--- START ---

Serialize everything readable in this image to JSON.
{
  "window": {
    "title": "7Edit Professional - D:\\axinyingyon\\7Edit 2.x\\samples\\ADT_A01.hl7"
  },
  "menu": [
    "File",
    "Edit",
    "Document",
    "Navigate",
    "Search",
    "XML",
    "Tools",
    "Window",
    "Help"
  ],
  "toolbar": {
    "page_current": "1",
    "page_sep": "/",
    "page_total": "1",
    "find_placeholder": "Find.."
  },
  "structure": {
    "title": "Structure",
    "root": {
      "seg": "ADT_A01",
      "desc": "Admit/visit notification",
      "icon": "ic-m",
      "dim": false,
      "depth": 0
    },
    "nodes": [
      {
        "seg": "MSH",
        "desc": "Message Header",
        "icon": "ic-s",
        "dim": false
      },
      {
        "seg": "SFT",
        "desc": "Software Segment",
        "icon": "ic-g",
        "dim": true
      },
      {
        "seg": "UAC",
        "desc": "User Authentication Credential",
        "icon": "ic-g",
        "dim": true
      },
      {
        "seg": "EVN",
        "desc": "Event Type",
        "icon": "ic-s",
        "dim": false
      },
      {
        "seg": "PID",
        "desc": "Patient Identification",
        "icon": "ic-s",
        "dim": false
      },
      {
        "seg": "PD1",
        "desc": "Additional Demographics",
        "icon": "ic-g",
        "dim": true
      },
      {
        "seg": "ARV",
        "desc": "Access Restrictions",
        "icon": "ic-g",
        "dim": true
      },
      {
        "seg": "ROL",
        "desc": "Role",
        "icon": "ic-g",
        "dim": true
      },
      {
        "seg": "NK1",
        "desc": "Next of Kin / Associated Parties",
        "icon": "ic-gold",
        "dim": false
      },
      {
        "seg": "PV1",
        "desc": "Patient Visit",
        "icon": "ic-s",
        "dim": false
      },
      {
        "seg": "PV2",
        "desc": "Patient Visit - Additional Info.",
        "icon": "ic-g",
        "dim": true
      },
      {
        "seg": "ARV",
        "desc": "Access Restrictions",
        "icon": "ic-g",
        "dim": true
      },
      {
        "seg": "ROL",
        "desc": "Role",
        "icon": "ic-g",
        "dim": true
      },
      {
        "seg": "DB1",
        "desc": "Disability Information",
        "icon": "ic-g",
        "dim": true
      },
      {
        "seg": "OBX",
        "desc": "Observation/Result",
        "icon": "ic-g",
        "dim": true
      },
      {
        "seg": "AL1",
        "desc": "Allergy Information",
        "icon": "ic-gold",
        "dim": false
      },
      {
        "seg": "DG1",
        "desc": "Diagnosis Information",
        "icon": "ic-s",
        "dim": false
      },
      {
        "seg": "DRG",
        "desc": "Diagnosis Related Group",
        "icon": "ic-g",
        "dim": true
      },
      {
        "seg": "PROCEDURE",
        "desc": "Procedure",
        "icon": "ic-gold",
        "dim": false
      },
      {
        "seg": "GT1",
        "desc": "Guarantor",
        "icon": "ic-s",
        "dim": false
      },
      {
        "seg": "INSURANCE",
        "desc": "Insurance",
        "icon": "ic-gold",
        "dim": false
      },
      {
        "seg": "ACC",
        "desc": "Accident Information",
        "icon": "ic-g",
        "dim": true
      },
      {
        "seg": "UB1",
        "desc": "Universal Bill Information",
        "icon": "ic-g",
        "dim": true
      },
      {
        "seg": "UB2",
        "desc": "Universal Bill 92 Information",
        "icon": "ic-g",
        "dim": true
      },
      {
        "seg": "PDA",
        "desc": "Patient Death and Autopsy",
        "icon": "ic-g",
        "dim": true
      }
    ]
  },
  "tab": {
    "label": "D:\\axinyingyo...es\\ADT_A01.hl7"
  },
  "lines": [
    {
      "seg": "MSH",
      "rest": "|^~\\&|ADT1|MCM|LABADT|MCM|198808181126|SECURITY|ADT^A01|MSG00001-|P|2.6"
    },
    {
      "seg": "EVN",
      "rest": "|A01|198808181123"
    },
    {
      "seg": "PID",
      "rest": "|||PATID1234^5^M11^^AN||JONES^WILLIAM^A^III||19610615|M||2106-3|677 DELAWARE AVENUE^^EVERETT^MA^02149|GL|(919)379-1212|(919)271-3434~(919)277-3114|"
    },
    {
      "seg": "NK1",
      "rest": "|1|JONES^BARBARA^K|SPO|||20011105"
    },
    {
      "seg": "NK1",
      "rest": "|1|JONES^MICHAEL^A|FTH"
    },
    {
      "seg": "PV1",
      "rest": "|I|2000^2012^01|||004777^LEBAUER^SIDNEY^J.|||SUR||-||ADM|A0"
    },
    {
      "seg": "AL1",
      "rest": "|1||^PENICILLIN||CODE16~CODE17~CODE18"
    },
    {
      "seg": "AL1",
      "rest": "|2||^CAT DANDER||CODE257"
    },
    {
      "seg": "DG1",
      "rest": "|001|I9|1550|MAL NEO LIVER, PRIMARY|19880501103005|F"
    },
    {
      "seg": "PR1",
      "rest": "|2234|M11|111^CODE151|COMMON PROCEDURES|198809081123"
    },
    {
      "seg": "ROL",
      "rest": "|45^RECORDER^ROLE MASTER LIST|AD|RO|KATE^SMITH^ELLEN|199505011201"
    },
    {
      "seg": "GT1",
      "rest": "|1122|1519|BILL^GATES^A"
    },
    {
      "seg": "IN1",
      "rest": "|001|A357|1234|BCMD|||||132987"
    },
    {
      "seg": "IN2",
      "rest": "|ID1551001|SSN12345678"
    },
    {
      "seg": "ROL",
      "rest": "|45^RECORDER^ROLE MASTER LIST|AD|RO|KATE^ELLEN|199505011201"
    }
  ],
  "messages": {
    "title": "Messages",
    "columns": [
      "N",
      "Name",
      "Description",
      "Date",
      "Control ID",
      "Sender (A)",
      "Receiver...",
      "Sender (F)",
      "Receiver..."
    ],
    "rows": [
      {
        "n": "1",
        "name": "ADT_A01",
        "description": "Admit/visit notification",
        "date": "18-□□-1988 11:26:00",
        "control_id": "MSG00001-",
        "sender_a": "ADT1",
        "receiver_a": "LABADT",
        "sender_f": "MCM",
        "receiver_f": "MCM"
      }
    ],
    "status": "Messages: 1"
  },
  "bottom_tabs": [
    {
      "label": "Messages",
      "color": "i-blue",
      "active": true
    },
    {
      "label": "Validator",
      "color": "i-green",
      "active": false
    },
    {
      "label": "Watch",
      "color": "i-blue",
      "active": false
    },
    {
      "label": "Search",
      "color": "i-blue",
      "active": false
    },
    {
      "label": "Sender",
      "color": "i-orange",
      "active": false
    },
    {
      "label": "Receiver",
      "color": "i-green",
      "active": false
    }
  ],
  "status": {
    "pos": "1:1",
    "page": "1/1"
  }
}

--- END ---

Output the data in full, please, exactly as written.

Serialize everything readable in this image to JSON.
{
  "window": {
    "title": "7Edit Professional - D:\\axinyingyon\\7Edit 2.x\\samples\\ADT_A01.hl7"
  },
  "menu": [
    "File",
    "Edit",
    "Document",
    "Navigate",
    "Search",
    "XML",
    "Tools",
    "Window",
    "Help"
  ],
  "toolbar": {
    "page_current": "1",
    "page_sep": "/",
    "page_total": "1",
    "find_placeholder": "Find.."
  },
  "structure": {
    "title": "Structure",
    "root": {
      "seg": "ADT_A01",
      "desc": "Admit/visit notification",
      "icon": "ic-m",
      "dim": false,
      "depth": 0
    },
    "nodes": [
      {
        "seg": "MSH",
        "desc": "Message Header",
        "icon": "ic-s",
        "dim": false
      },
      {
        "seg": "SFT",
        "desc": "Software Segment",
        "icon": "ic-g",
        "dim": true
      },
      {
        "seg": "UAC",
        "desc": "User Authentication Credential",
        "icon": "ic-g",
        "dim": true
      },
      {
        "seg": "EVN",
        "desc": "Event Type",
        "icon": "ic-s",
        "dim": false
      },
      {
        "seg": "PID",
        "desc": "Patient Identification",
        "icon": "ic-s",
        "dim": false
      },
      {
        "seg": "PD1",
        "desc": "Additional Demographics",
        "icon": "ic-g",
        "dim": true
      },
      {
        "seg": "ARV",
        "desc": "Access Restrictions",
        "icon": "ic-g",
        "dim": true
      },
      {
        "seg": "ROL",
        "desc": "Role",
        "icon": "ic-g",
        "dim": true
      },
      {
        "seg": "NK1",
        "desc": "Next of Kin / Associated Parties",
        "icon": "ic-gold",
        "dim": false
      },
      {
        "seg": "PV1",
        "desc": "Patient Visit",
        "icon": "ic-s",
        "dim": false
      },
      {
        "seg": "PV2",
        "desc": "Patient Visit - Additional Info.",
        "icon": "ic-g",
        "dim": true
      },
      {
        "seg": "ARV",
        "desc": "Access Restrictions",
        "icon": "ic-g",
        "dim": true
      },
      {
        "seg": "ROL",
        "desc": "Role",
        "icon": "ic-g",
        "dim": true
      },
      {
        "seg": "DB1",
        "desc": "Disability Information",
        "icon": "ic-g",
        "dim": true
      },
      {
        "seg": "OBX",
        "desc": "Observation/Result",
        "icon": "ic-g",
        "dim": true
      },
      {
        "seg": "AL1",
        "desc": "Allergy Information",
        "icon": "ic-gold",
        "dim": false
      },
      {
        "seg": "DG1",
        "desc": "Diagnosis Information",
        "icon": "ic-s",
        "dim": false
      },
      {
        "seg": "DRG",
        "desc": "Diagnosis Related Group",
        "icon": "ic-g",
        "dim": true
      },
      {
        "seg": "PROCEDURE",
        "desc": "Procedure",
        "icon": "ic-gold",
        "dim": false
      },
      {
        "seg": "GT1",
        "desc": "Guarantor",
        "icon": "ic-s",
        "dim": false
      },
      {
        "seg": "INSURANCE",
        "desc": "Insurance",
        "icon": "ic-gold",
        "dim": false
      },
      {
        "seg": "ACC",
        "desc": "Accident Information",
        "icon": "ic-g",
        "dim": true
      },
      {
        "seg": "UB1",
        "desc": "Universal Bill Information",
        "icon": "ic-g",
        "dim": true
      },
      {
        "seg": "UB2",
        "desc": "Universal Bill 92 Information",
        "icon": "ic-g",
        "dim": true
      },
      {
        "seg": "PDA",
        "desc": "Patient Death and Autopsy",
        "icon": "ic-g",
        "dim": true
      }
    ]
  },
  "tab": {
    "label": "D:\\axinyingyo...es\\ADT_A01.hl7"
  },
  "lines": [
    {
      "seg": "MSH",
      "rest": "|^~\\&|ADT1|MCM|LABADT|MCM|198808181126|SECURITY|ADT^A01|MSG00001-|P|2.6"
    },
    {
      "seg": "EVN",
      "rest": "|A01|198808181123"
    },
    {
      "seg": "PID",
      "rest": "|||PATID1234^5^M11^^AN||JONES^WILLIAM^A^III||19610615|M||2106-3|677 DELAWARE AVENUE^^EVERETT^MA^02149|GL|(919)379-1212|(919)271-3434~(919)277-3114|"
    },
    {
      "seg": "NK1",
      "rest": "|1|JONES^BARBARA^K|SPO|||20011105"
    },
    {
      "seg": "NK1",
      "rest": "|1|JONES^MICHAEL^A|FTH"
    },
    {
      "seg": "PV1",
      "rest": "|I|2000^2012^01|||004777^LEBAUER^SIDNEY^J.|||SUR||-||ADM|A0"
    },
    {
      "seg": "AL1",
      "rest": "|1||^PENICILLIN||CODE16~CODE17~CODE18"
    },
    {
      "seg": "AL1",
      "rest": "|2||^CAT DANDER||CODE257"
    },
    {
      "seg": "DG1",
      "rest": "|001|I9|1550|MAL NEO LIVER, PRIMARY|19880501103005|F"
    },
    {
      "seg": "PR1",
      "rest": "|2234|M11|111^CODE151|COMMON PROCEDURES|198809081123"
    },
    {
      "seg": "ROL",
      "rest": "|45^RECORDER^ROLE MASTER LIST|AD|RO|KATE^SMITH^ELLEN|199505011201"
    },
    {
      "seg": "GT1",
      "rest": "|1122|1519|BILL^GATES^A"
    },
    {
      "seg": "IN1",
      "rest": "|001|A357|1234|BCMD|||||132987"
    },
    {
      "seg": "IN2",
      "rest": "|ID1551001|SSN12345678"
    },
    {
      "seg": "ROL",
      "rest": "|45^RECORDER^ROLE MASTER LIST|AD|RO|KATE^ELLEN|199505011201"
    }
  ],
  "messages": {
    "title": "Messages",
    "columns": [
      "N",
      "Name",
      "Description",
      "Date",
      "Control ID",
      "Sender (A)",
      "Receiver...",
      "Sender (F)",
      "Receiver..."
    ],
    "rows": [
      {
        "n": "1",
        "name": "ADT_A01",
        "description": "Admit/visit notification",
        "date": "18-□□-1988 11:26:00",
        "control_id": "MSG00001-",
        "sender_a": "ADT1",
        "receiver_a": "LABADT",
        "sender_f": "MCM",
        "receiver_f": "MCM"
      }
    ],
    "status": "Messages: 1"
  },
  "bottom_tabs": [
    {
      "label": "Messages",
      "color": "i-blue",
      "active": true
    },
    {
      "label": "Validator",
      "color": "i-green",
      "active": false
    },
    {
      "label": "Watch",
      "color": "i-blue",
      "active": false
    },
    {
      "label": "Search",
      "color": "i-blue",
      "active": false
    },
    {
      "label": "Sender",
      "color": "i-orange",
      "active": false
    },
    {
      "label": "Receiver",
      "color": "i-green",
      "active": false
    }
  ],
  "status": {
    "pos": "1:1",
    "page": "1/1"
  }
}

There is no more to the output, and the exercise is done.